Inclusivity Is the New Wave of Retail – Here’s How to Implement
Diversity and inclusion have become buzzwords in retail – and across industries. But in retail, it’s about more than just cultivating a diverse boardroom or an inclusive work environment. It’s about showing the consumer where you stand through your products and your campaigns.
Many companies have gotten in trouble for not being inclusive. Just look at the controversies surrounding Abercrombie & Fitch and Victoria’s Secret. These businesses have been penalized for not understanding real people and real women – leaving a lot of room for brands like ThirdLove and Justice to take their place.
The business case for inclusion is clear, and this trend is not going to slow down. So how do you take this idea of positivity and incorporate a more inclusive message into your brand?
In-store displays and store layout hold the power
Becoming inclusive doesn’t mean you have to completely revamp your inventory. In many cases it comes down to simply updating displays and store layout. Take what you already have and move inventory across gender lines, offering traditionally male clothing and products in the “women’s” section – and maybe vice versa. Better yet, create dedicated gender-neutral sections that go across gender lines to appeal to everyone.

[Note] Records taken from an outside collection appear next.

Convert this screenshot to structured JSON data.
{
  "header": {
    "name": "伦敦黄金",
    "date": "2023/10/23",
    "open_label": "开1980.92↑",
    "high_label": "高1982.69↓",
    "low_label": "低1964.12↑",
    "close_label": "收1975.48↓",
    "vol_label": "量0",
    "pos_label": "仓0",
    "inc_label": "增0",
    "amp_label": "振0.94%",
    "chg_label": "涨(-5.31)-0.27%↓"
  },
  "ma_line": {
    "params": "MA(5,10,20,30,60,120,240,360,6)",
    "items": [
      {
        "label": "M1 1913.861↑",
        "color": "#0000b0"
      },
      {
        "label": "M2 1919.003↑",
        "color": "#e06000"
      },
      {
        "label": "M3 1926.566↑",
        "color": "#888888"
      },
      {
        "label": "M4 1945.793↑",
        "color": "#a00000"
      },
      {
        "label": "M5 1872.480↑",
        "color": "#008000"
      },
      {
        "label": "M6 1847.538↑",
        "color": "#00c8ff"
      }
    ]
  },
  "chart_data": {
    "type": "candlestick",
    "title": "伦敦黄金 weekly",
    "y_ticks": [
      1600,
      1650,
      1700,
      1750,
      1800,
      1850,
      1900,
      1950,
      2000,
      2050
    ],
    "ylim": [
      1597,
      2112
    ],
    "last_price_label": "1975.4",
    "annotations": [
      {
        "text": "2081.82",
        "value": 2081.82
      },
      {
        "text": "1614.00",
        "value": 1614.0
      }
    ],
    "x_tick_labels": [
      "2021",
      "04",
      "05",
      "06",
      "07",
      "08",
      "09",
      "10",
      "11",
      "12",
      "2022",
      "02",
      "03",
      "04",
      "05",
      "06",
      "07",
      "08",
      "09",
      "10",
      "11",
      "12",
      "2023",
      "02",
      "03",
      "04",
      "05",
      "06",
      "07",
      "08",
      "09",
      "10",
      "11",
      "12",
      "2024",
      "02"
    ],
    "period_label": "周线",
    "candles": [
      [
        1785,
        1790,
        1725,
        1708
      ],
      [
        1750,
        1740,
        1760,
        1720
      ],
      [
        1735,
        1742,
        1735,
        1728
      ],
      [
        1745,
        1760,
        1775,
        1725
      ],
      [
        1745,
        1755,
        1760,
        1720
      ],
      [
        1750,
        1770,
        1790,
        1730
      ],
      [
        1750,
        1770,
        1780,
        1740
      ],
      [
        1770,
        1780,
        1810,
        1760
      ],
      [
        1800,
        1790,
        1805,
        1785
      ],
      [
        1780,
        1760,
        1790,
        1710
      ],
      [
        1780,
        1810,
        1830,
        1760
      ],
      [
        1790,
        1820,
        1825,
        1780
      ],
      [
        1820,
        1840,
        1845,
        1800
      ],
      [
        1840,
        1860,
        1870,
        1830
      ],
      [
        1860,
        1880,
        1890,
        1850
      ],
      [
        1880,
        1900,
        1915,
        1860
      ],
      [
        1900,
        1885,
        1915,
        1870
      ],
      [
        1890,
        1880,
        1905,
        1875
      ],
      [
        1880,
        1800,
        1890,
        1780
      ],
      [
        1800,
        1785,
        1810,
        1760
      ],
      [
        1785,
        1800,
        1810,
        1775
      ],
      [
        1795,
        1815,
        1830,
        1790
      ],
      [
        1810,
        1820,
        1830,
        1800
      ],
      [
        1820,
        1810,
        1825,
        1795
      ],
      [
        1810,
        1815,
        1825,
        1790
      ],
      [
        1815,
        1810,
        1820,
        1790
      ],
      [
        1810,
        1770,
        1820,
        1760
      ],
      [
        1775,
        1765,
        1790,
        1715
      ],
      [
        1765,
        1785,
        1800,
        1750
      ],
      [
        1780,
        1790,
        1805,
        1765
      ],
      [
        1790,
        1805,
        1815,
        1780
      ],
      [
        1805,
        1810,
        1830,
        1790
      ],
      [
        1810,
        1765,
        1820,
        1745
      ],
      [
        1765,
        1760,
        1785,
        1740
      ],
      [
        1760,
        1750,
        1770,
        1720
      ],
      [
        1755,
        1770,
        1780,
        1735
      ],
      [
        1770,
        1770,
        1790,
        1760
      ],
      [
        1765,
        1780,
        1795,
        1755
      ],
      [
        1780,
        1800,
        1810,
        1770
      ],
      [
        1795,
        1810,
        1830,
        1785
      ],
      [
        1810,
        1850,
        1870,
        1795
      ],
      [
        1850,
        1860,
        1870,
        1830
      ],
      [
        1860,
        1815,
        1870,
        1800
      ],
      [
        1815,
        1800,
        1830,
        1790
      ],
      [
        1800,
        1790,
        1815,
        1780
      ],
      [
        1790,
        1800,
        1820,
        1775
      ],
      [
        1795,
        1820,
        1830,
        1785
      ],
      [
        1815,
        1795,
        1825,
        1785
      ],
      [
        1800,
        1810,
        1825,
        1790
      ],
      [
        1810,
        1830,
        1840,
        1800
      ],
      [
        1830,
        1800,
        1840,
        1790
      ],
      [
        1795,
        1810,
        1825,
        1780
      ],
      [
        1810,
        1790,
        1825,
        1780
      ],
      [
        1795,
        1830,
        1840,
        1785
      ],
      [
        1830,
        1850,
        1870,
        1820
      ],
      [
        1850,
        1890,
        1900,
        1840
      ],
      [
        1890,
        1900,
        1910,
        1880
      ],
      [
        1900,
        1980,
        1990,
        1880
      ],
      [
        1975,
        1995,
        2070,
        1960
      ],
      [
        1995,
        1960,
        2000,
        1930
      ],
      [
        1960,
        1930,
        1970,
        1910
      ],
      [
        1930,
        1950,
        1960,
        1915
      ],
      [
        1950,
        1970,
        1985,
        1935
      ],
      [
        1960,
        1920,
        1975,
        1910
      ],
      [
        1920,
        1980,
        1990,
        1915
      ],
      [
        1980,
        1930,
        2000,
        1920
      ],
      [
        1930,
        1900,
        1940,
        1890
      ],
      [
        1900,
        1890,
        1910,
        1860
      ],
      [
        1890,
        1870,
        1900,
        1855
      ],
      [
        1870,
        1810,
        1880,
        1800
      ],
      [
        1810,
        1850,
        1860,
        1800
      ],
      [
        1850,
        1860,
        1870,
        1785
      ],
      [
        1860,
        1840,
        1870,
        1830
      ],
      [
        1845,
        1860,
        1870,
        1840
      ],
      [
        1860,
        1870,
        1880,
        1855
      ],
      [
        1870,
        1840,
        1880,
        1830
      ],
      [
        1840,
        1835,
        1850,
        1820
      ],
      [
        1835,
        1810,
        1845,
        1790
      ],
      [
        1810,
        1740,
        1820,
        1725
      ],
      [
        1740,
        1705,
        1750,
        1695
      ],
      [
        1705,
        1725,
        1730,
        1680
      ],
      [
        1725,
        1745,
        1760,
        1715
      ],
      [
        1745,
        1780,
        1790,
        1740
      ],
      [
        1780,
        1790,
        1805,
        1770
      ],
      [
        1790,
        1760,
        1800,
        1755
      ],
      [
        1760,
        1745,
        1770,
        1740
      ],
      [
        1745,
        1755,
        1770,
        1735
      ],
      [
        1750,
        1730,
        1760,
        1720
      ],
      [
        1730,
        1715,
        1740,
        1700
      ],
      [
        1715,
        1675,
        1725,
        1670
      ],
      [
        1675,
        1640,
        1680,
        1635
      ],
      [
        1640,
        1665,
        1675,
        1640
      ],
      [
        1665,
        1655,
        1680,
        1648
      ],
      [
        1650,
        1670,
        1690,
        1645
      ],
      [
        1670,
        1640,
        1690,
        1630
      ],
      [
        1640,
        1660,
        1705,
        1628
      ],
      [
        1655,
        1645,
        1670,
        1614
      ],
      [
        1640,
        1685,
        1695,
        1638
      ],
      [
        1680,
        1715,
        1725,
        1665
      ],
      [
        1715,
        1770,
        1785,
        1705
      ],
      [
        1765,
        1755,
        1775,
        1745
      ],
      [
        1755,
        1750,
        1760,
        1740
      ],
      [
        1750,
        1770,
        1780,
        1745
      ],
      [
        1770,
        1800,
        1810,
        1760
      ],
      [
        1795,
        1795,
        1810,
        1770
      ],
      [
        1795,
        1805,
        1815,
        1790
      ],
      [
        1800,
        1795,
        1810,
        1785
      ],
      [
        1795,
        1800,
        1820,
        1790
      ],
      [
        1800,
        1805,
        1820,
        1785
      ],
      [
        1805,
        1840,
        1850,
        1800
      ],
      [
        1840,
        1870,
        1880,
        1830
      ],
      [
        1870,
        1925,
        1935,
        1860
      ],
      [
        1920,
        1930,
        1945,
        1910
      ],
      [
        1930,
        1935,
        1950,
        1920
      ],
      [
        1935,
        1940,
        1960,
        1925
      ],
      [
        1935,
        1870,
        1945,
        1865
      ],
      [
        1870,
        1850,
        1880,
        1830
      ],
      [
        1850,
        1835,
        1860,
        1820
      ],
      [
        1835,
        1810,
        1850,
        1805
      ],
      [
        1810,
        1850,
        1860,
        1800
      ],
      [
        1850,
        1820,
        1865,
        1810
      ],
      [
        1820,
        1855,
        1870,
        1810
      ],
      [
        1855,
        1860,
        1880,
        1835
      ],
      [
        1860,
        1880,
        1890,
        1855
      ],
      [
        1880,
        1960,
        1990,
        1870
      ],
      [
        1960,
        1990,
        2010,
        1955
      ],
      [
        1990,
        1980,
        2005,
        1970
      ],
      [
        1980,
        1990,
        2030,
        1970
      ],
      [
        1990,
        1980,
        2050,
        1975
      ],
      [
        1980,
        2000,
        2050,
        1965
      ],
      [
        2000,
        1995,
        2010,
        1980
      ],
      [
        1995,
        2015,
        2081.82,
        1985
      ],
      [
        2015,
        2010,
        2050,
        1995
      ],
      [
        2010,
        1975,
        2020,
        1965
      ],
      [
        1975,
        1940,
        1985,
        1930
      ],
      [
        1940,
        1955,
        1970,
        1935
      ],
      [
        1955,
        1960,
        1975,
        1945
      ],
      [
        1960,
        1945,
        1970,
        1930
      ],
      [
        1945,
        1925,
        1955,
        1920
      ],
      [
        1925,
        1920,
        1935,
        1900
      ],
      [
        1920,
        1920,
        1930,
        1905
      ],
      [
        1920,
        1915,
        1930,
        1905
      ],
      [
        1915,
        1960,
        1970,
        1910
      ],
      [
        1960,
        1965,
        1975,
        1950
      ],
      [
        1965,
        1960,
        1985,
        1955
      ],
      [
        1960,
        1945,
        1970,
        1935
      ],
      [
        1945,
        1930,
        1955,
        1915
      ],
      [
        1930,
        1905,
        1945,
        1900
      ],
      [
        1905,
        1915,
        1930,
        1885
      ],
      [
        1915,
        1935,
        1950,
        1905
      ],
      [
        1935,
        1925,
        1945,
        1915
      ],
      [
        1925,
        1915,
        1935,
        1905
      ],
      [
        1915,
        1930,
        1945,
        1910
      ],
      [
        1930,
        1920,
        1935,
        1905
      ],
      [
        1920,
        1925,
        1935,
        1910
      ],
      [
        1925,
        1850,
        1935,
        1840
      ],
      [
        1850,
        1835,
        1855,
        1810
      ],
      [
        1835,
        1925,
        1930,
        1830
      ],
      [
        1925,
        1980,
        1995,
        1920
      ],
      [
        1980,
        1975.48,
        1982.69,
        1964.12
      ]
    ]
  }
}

Many people say that distinct petite and plus size sections are in fact perpetuating the idea that if you don’t fit into clothes in the “normal” section, you’re different. Instead, try grouping all sizes together by style rather than by size for a more inclusive shopping experience.
There are many ways to showcase inclusivity – and it should be a comprehensive and concerted effort. Inclusivity means racial, ethnic, size, age and gender diversity. Having a gender-neutral section that is all white isn’t exactly a solution.
H&M launched a unisex denim line which is a step in the right direction – except it’s only offered online. When you go in-store, there is still a clear and divisive line between men’s and women’s, and girls’ and boys’ sections.
The in-store display is crucial to the movement. Not only does it open the door for more positivity, but it inspires consumers. A cis-female consumer could see a mannequin wearing an item that is historically male (and rocking it) and be encouraged to buy something new. Think of how empowering it could be for a girl with a disability to see a model in a wheelchair flaunting the latest styles, and a fully diverse display of people of all body types, races, colors, ethnicities and genders. The power of something like this is unquantifiable.
Testing 1, 2, 3
Before you go all in with a fully revamped, inclusion-driven store, it’s important to make sure the business model works for you – and your audiences. It’s not a concept that fits perfectly with every business.
Pop-ups are a great way to test a new idea and collect data on the merits of a concept. Smaller-scale, short-term installations can help you figure out whether an inclusive campaign will be embraced, or inadvertently insult.
To truly assess whether your audience would be amenable to a more inclusive model, your pop-ups need to be widespread. New York and other large cities are notoriously liberal and accepting of more inclusive brand ideologies. That might not be the case for other demographics. It’s a calculated risk– one that you have to consider carefully to see if gaining a new audience base is worth alienating another group.
But more importantly, pop-ups are a great way to determine how far your inclusive campaign can go. Start by dipping your toes in the water with displays – and then make your decision about diving in fully.
It’s all about intention
The reason some companies are more successful than others comes down to two things: accuracy and sincerity.
The Phluid Project, a fully gender-neutral store that opened in March in NYC, isn’t using inclusivity as a sales tactic. It’s a movement, as emphasized in their launch email: [bctt tweet=”“We are not just a store, we are a movement committed to challenging the ethos of the traditions of the past that inhibit freedom and self-expression.”” username=”medallionretail”] Their inclusive nature is completely ingrained in their business model – and no one could question their authenticity.
When it comes to creating an inclusive store or pop-up, it’s important to be mindful of the appropriate language and identifiers for these displays. This is also an opportunity to tap LGBTQ influencers. Like we’ve said, consumers hate being tricked. If you’re going to pay homage to gender fluidity, using known heterosexual models for displays is not the way to go.
Aerie is a great model for companies looking to up their inclusivity – and do it the right way. Their displays and ad campaigns feature untouched photos of truly diverse women, of different ages, ethnicities and body types, and not forgetting those of us with illnesses, disabilities and other conditions. The brand has garnered waves of good PR from their #AerieREAL initiative since 2014. They’re not just promising inclusivity, they’re using real people to do so. The result is inspiring (and consumers agree).
The bottom line is that diversity and inclusion are important for many types of businesses (from the board room to the products). It’s time to either join the movement or risk leaving some consumers behind as they look for more accepting alternatives.
What do YOU think about the practicality (including both the risks and the rewards) of making inclusivity a tangible part of your retail brand? Comment below and let’s start a dialogue!
Medallion Retail is your retail agency in creating displays and pop-ups that move the conversation and your business forward. Reach out to Michael Decker or Chris Gordon at email@example.com to get started today.